Australian scientist defends China in wake of WHO probe into Covid-19's origins

Connor Stirling
Source: 1News

A microbiologist who has been investigating the source of Covid-19 in Wuhan says there has been “a lot of openness” from Chinese authorities.

Australian microbiologist Professor Dominic Dwyer was one of 10 people sent to Wuhan in February by the World Health Organization (WHO) to understand the origins of the SARS-Cov2 virus, which causes Covid-19.

Despite global concerns China would be unwilling to engage in a proper investigation into the source of the outbreak, Dwyer disagrees, saying there “was a lot of openness” from officials.

“I think in general, the information we got was extremely helpful,” he told Jack Tame on Q+A.

“Now, of course, there could be stuff that's hidden. But, no one would know that necessarily, of course."

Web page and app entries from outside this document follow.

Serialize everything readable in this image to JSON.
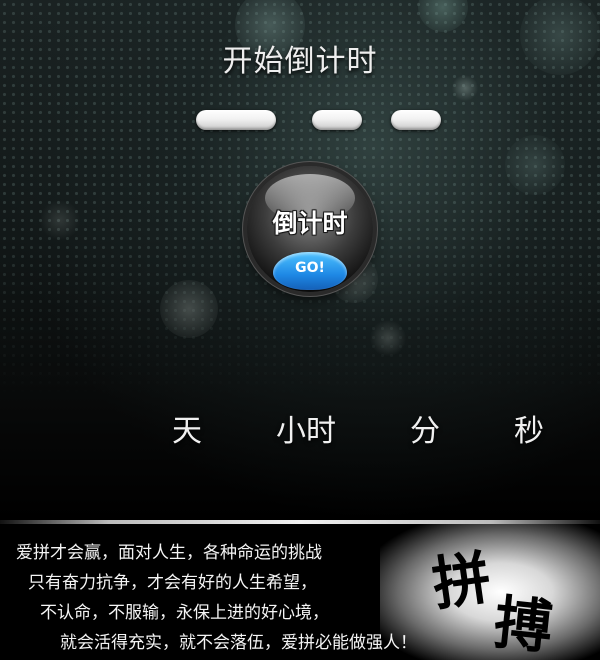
{
  "header": {
    "title": "开始倒计时"
  },
  "timer_fields": [
    {
      "value": ""
    },
    {
      "value": ""
    },
    {
      "value": ""
    }
  ],
  "countdown_button": {
    "label": "倒计时",
    "go_label": "GO!"
  },
  "units": {
    "day": "天",
    "hour": "小时",
    "minute": "分",
    "second": "秒"
  },
  "motto": {
    "lines": [
      "爱拼才会赢，面对人生，各种命运的挑战",
      "只有奋力抗争，才会有好的人生希望，",
      "不认命，不服输，永保上进的好心境，",
      "就会活得充实，就不会落伍，爱拼必能做强人！"
    ]
  },
  "calligraphy": {
    "char1": "拼",
    "char2": "搏"
  },
  "colors": {
    "accent": "#1e88e5",
    "text": "#f0f0f0",
    "background": "#000000"
  }
}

However, in an unusual move, authorities only provided a summary of what had happened in the early days of the outbreak, rather than patient-by-patient data which could be expected in New Zealand.

While the research team was eventually given raw data, the two week trip was not long enough to go through it properly.

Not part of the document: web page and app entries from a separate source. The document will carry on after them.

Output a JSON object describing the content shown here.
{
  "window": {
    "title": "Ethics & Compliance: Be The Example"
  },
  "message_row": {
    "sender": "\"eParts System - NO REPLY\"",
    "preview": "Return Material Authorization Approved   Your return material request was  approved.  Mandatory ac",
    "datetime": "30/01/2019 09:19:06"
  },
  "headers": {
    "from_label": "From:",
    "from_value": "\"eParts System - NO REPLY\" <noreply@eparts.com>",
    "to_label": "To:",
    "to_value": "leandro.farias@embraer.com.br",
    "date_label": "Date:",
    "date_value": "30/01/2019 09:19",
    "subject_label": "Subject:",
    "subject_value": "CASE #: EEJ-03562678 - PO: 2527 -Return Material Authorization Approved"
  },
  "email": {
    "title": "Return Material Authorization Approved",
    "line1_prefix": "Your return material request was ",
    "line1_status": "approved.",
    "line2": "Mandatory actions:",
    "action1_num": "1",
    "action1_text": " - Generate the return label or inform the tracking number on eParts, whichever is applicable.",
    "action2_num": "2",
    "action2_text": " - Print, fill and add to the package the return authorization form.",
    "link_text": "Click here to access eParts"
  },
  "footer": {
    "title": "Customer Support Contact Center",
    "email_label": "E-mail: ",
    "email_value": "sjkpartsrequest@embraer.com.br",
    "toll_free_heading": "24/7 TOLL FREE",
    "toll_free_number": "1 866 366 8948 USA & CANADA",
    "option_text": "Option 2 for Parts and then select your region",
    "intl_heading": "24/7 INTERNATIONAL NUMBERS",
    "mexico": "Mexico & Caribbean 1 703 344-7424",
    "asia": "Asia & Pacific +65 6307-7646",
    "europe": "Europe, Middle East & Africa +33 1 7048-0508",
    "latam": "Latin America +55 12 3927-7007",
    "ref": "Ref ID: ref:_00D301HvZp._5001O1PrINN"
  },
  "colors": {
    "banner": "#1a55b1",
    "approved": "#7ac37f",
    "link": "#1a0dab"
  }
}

“I think that there'll be ongoing work to further explore some of this raw data, and that hopefully will allay the anxieties of people who think things were deliberately hidden, which I don't think there were.”

Theories regarding the source of coronavirus have been swirling ever since the outbreak, including the possibility of a leak from the Wuhan Institute of Virology laboratory.

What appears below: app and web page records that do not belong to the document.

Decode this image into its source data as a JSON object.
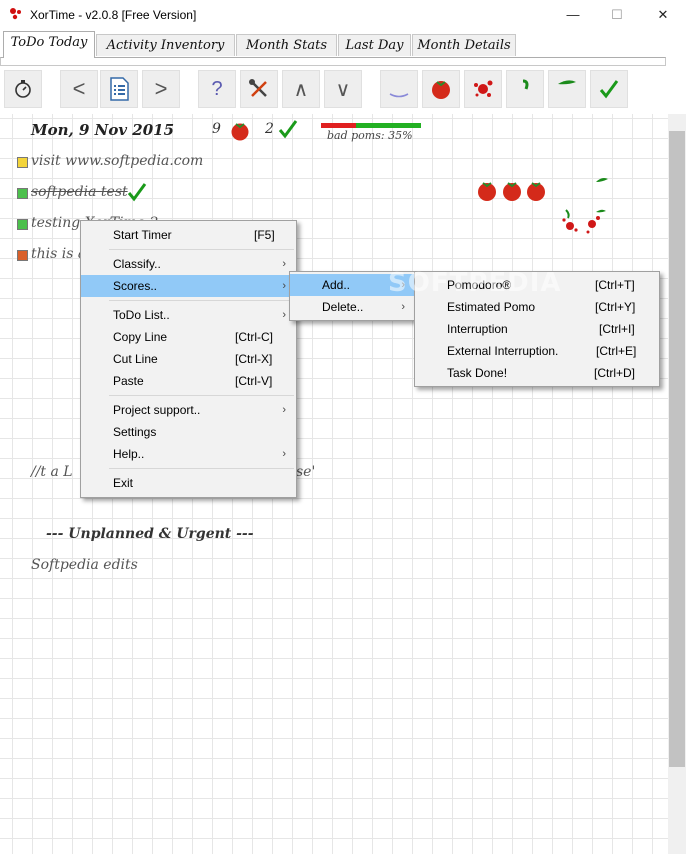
{
  "window": {
    "title": "XorTime - v2.0.8 [Free Version]",
    "minimize": "—",
    "maximize": "☐",
    "close": "✕"
  },
  "tabs": [
    {
      "label": "ToDo Today",
      "active": true
    },
    {
      "label": "Activity Inventory"
    },
    {
      "label": "Month Stats"
    },
    {
      "label": "Last Day"
    },
    {
      "label": "Month Details"
    }
  ],
  "toolbar": {
    "buttons": [
      "timer-icon",
      "back-arrow-icon",
      "document-list-icon",
      "forward-arrow-icon",
      "help-icon",
      "tools-icon",
      "move-up-icon",
      "move-down-icon",
      "underline-icon",
      "tomato-icon",
      "splat-icon",
      "leaf-small-icon",
      "leaf-icon",
      "checkmark-icon"
    ],
    "help_glyph": "?",
    "up_glyph": "∧",
    "down_glyph": "∨",
    "back_glyph": "<",
    "forward_glyph": ">"
  },
  "summary": {
    "date": "Mon, 9 Nov 2015",
    "pomodoro_count": "9",
    "done_count": "2",
    "bad_poms_label": "bad poms: 35%",
    "bad_poms_fraction": 0.35,
    "colors": {
      "bad": "#e02020",
      "good": "#22b022",
      "check": "#1a9a1a",
      "tomato": "#d42a1a"
    }
  },
  "tasks": [
    {
      "text": "visit www.softpedia.com",
      "color": "#f3d43a",
      "struck": false
    },
    {
      "text": "softpedia test",
      "color": "#4cc04c",
      "struck": true
    },
    {
      "text": "testing XorTime 2",
      "color": "#4cc04c",
      "struck": false
    },
    {
      "text": "this is a task",
      "color": "#d9602a",
      "struck": false
    }
  ],
  "note_line": "//t a L",
  "note_tail": "se'",
  "unplanned_header": "--- Unplanned & Urgent ---",
  "unplanned_items": [
    "Softpedia edits"
  ],
  "context_menu": {
    "items": [
      {
        "label": "Start Timer",
        "shortcut": "[F5]"
      },
      {
        "sep": true
      },
      {
        "label": "Classify..",
        "submenu": true
      },
      {
        "label": "Scores..",
        "submenu": true,
        "highlight": true
      },
      {
        "sep": true
      },
      {
        "label": "ToDo List..",
        "submenu": true
      },
      {
        "label": "Copy Line",
        "shortcut": "[Ctrl-C]"
      },
      {
        "label": "Cut Line",
        "shortcut": "[Ctrl-X]"
      },
      {
        "label": "Paste",
        "shortcut": "[Ctrl-V]"
      },
      {
        "sep": true
      },
      {
        "label": "Project support..",
        "submenu": true
      },
      {
        "label": "Settings"
      },
      {
        "label": "Help..",
        "submenu": true
      },
      {
        "sep": true
      },
      {
        "label": "Exit"
      }
    ],
    "arrow": "›"
  },
  "scores_menu": {
    "add": "Add..",
    "delete": "Delete.."
  },
  "add_menu": {
    "items": [
      {
        "label": "Pomodoro®",
        "shortcut": "[Ctrl+T]"
      },
      {
        "label": "Estimated Pomo",
        "shortcut": "[Ctrl+Y]"
      },
      {
        "label": "Interruption",
        "shortcut": "[Ctrl+I]"
      },
      {
        "label": "External Interruption.",
        "shortcut": "[Ctrl+E]"
      },
      {
        "label": "Task Done!",
        "shortcut": "[Ctrl+D]"
      }
    ]
  },
  "watermark": "SOFTPEDIA"
}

“Some of those ideas made common sense and some of those ideas have been driven by politics around the world,” Dwyer said.

While the laboratory leak was “extremely unlikely”, the University of Sydney professor said bats have likely played a role.

“… the source is probably in bats because they carry a lot of these sorts of viruses, and then it's gone from the bats into some sort of intermediate animal, whether that's a pangolin or some other wildlife, we're not sure, and then from that into humans.

"And then it's human behaviour, of course, that then spreads the virus around.

“We know that somewhere out there is the parent virus… it’s just that no one’s found it yet.”